● Brief
Which lines below mention "icon"? Pick each one out.

Data about app and page elements
::::::::

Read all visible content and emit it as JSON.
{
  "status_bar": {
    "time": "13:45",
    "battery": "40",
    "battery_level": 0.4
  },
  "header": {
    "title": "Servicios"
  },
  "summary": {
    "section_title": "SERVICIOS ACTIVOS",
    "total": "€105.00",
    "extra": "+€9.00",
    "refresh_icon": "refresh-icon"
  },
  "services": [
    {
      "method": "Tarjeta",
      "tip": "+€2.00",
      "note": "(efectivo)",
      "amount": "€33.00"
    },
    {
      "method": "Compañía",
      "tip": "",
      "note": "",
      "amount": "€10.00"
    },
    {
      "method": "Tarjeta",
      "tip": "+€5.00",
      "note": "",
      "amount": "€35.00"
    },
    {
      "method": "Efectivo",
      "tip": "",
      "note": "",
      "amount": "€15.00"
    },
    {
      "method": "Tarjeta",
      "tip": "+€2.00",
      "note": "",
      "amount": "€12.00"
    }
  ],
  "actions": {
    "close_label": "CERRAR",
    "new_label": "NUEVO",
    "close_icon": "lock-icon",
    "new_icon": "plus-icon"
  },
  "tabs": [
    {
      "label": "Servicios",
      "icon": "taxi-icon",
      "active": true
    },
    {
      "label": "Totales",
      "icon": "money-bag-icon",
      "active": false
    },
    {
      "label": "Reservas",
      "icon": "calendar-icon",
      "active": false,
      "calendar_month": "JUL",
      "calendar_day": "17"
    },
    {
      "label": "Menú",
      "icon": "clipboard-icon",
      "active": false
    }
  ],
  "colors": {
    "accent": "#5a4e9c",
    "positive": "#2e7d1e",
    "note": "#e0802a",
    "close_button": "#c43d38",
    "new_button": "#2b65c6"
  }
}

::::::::

● Task solution
    "refresh_icon": "refresh-icon"
    "close_icon": "lock-icon",
    "new_icon": "plus-icon"
      "icon": "taxi-icon",
      "icon": "money-bag-icon",
      "icon": "calendar-icon",
      "icon": "clipboard-icon",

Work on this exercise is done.